** Material provided follows **

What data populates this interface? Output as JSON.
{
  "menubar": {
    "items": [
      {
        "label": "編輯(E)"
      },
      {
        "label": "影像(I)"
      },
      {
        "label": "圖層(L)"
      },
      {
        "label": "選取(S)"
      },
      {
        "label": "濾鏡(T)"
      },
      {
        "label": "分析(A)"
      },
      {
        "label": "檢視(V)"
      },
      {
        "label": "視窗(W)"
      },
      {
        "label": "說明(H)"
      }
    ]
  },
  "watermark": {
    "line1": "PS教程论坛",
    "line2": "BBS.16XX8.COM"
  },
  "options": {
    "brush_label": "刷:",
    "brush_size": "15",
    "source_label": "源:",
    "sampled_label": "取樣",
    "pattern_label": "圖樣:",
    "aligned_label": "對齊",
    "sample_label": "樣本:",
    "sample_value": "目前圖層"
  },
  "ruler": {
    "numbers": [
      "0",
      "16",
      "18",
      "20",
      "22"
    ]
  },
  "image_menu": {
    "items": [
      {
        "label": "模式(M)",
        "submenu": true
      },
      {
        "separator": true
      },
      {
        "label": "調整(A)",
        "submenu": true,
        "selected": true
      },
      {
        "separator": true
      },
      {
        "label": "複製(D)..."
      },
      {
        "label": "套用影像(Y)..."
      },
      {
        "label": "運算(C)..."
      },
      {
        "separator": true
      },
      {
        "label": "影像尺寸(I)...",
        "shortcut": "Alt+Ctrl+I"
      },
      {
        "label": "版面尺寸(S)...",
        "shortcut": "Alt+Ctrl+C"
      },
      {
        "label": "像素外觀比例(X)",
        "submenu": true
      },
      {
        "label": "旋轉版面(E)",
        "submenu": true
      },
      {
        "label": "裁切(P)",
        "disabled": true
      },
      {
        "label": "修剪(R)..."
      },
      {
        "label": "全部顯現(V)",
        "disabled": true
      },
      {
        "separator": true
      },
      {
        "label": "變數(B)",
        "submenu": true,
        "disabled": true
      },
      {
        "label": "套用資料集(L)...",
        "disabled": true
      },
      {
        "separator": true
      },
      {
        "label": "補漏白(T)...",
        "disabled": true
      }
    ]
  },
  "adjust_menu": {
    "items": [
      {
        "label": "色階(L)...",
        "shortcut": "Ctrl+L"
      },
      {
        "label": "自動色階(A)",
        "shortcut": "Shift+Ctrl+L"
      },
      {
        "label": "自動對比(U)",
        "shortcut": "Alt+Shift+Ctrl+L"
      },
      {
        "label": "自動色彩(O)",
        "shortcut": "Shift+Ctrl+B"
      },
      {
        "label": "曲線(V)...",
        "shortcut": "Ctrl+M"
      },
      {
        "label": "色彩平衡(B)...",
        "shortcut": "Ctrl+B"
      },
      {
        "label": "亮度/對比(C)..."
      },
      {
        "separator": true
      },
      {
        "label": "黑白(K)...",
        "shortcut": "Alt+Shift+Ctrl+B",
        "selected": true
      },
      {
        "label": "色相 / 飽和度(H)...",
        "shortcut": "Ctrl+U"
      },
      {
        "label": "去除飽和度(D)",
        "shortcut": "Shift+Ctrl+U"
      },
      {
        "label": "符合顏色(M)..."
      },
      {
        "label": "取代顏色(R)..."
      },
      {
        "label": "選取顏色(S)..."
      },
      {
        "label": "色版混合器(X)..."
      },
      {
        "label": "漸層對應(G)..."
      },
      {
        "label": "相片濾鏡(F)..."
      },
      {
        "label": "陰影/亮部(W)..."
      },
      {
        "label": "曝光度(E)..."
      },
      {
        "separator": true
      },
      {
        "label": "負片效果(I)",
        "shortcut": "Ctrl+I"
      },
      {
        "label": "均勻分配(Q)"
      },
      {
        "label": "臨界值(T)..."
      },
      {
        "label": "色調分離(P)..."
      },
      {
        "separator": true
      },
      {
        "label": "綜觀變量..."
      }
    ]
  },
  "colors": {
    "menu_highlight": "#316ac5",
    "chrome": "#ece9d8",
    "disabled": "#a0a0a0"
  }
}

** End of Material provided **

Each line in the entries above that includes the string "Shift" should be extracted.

        "shortcut": "Shift+Ctrl+L"
        "shortcut": "Alt+Shift+Ctrl+L"
        "shortcut": "Shift+Ctrl+B"
        "shortcut": "Alt+Shift+Ctrl+B",
        "shortcut": "Shift+Ctrl+U"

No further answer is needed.